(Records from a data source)
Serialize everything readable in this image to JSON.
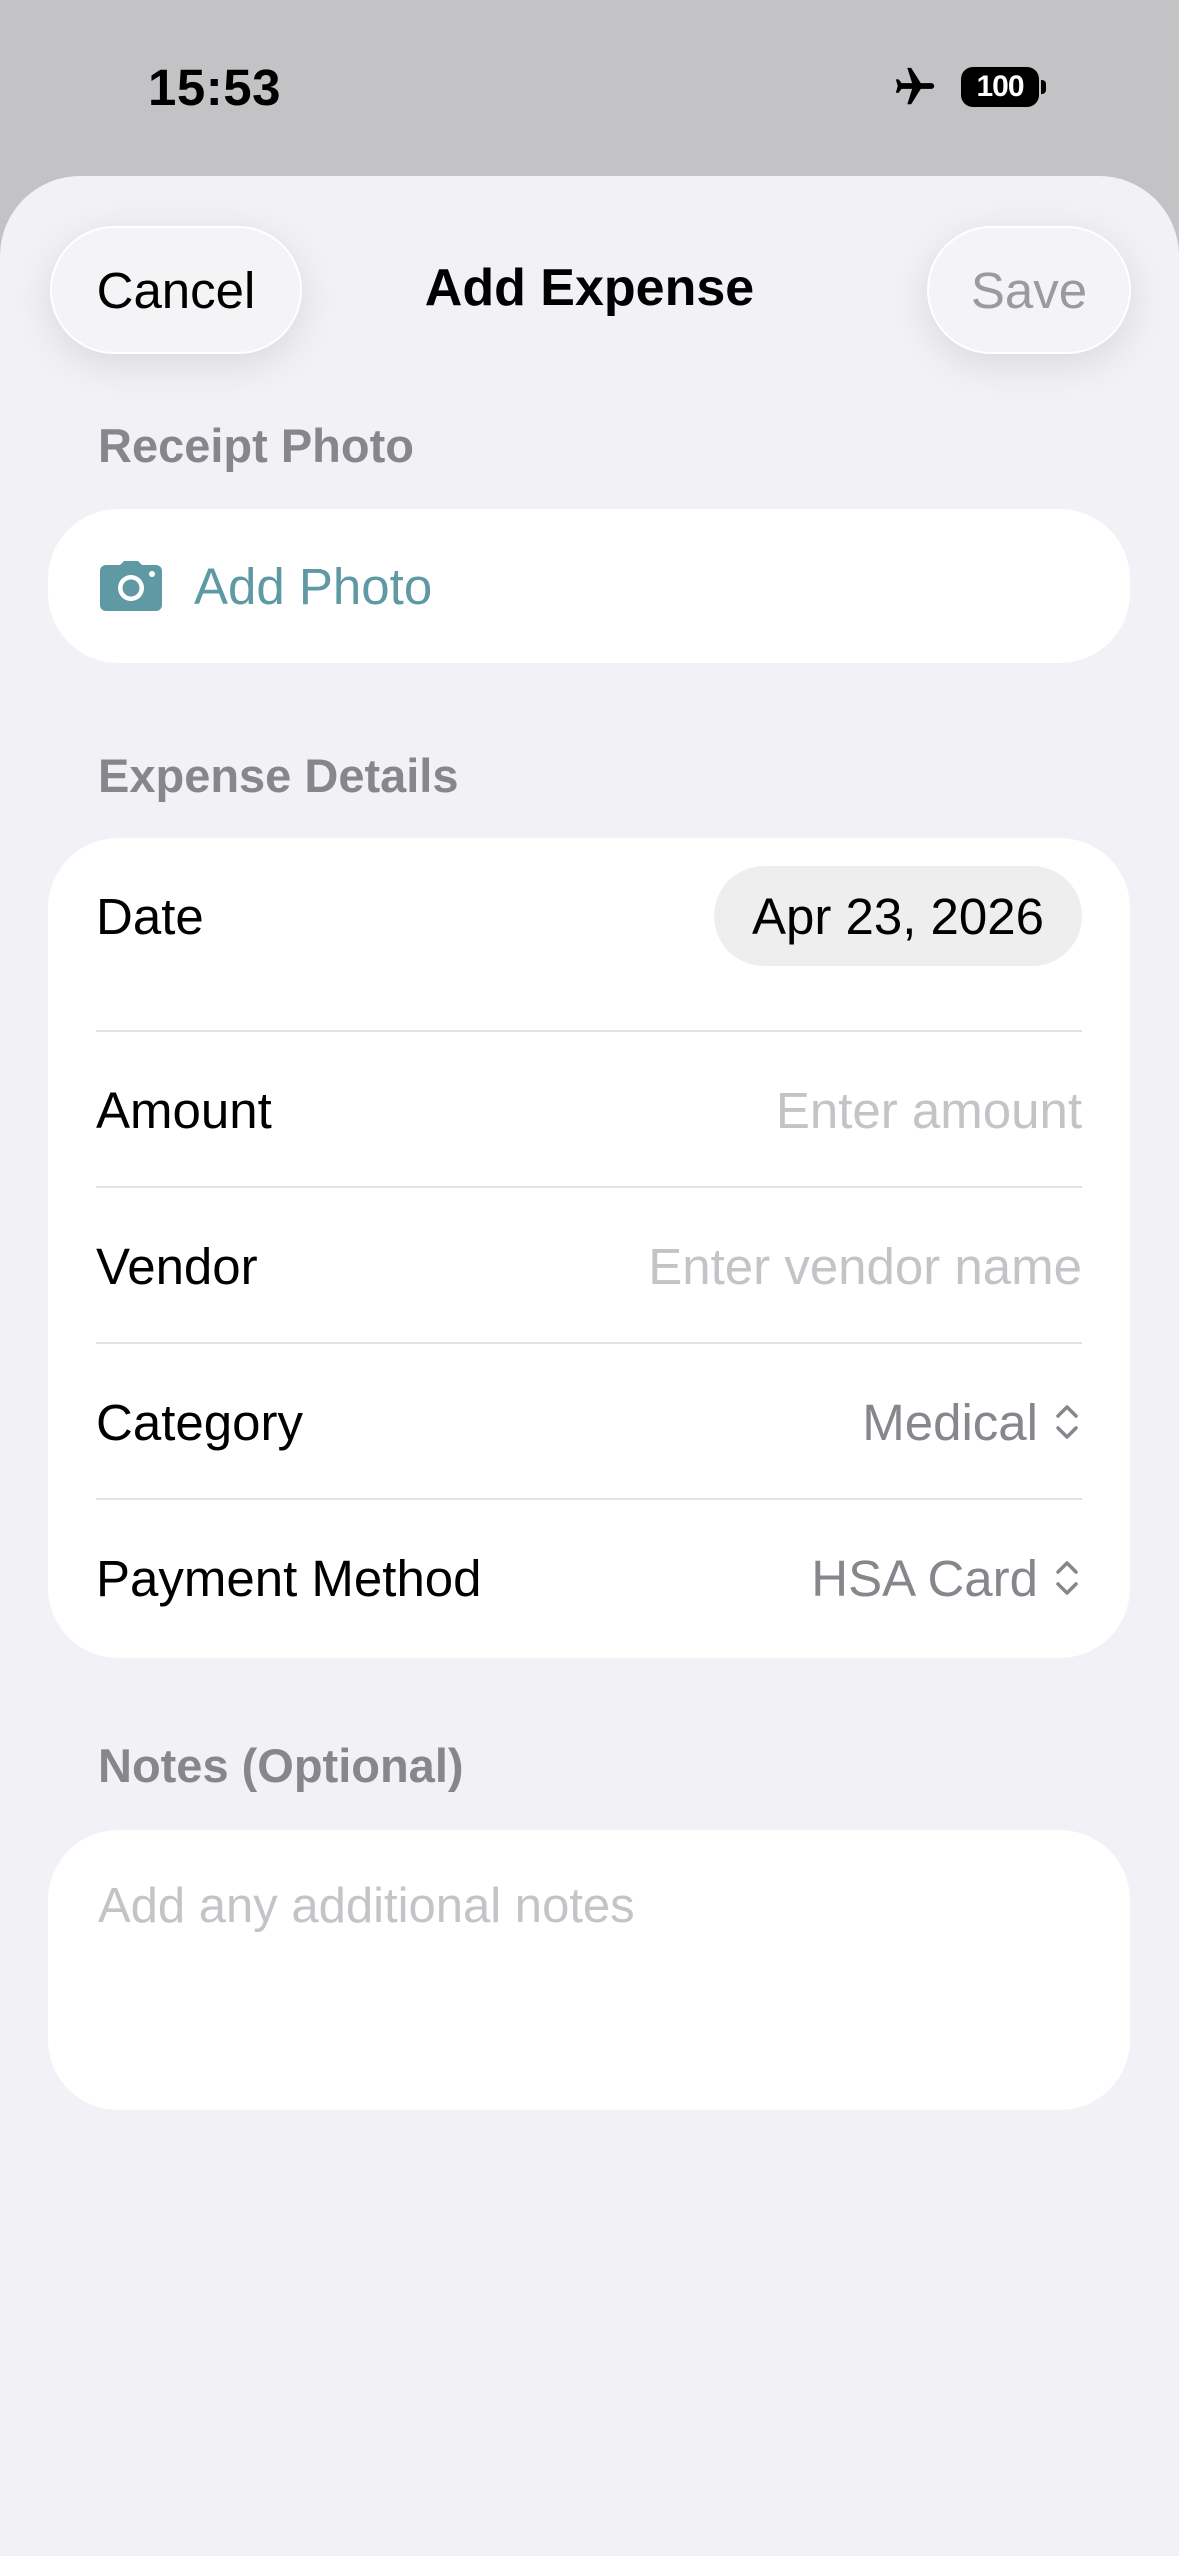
{
  "status_bar": {
    "time": "15:53",
    "battery": "100",
    "airplane_icon": "airplane-icon"
  },
  "nav": {
    "cancel_label": "Cancel",
    "title": "Add Expense",
    "save_label": "Save"
  },
  "receipt": {
    "section_label": "Receipt Photo",
    "add_photo_label": "Add Photo",
    "icon": "camera-icon"
  },
  "details": {
    "section_label": "Expense Details",
    "date_label": "Date",
    "date_value": "Apr 23, 2026",
    "amount_label": "Amount",
    "amount_placeholder": "Enter amount",
    "vendor_label": "Vendor",
    "vendor_placeholder": "Enter vendor name",
    "category_label": "Category",
    "category_value": "Medical",
    "payment_label": "Payment Method",
    "payment_value": "HSA Card"
  },
  "notes": {
    "section_label": "Notes (Optional)",
    "placeholder": "Add any additional notes"
  },
  "colors": {
    "accent": "#5f9aa4",
    "background": "#f1f1f6",
    "secondary_text": "#86868c"
  }
}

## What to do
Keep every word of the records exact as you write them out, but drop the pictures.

## Answer area
Serialize everything readable in this image to JSON.
{
  "status_bar": {
    "time": "15:53",
    "battery": "100",
    "airplane_icon": "airplane-icon"
  },
  "nav": {
    "cancel_label": "Cancel",
    "title": "Add Expense",
    "save_label": "Save"
  },
  "receipt": {
    "section_label": "Receipt Photo",
    "add_photo_label": "Add Photo",
    "icon": "camera-icon"
  },
  "details": {
    "section_label": "Expense Details",
    "date_label": "Date",
    "date_value": "Apr 23, 2026",
    "amount_label": "Amount",
    "amount_placeholder": "Enter amount",
    "vendor_label": "Vendor",
    "vendor_placeholder": "Enter vendor name",
    "category_label": "Category",
    "category_value": "Medical",
    "payment_label": "Payment Method",
    "payment_value": "HSA Card"
  },
  "notes": {
    "section_label": "Notes (Optional)",
    "placeholder": "Add any additional notes"
  },
  "colors": {
    "accent": "#5f9aa4",
    "background": "#f1f1f6",
    "secondary_text": "#86868c"
  }
}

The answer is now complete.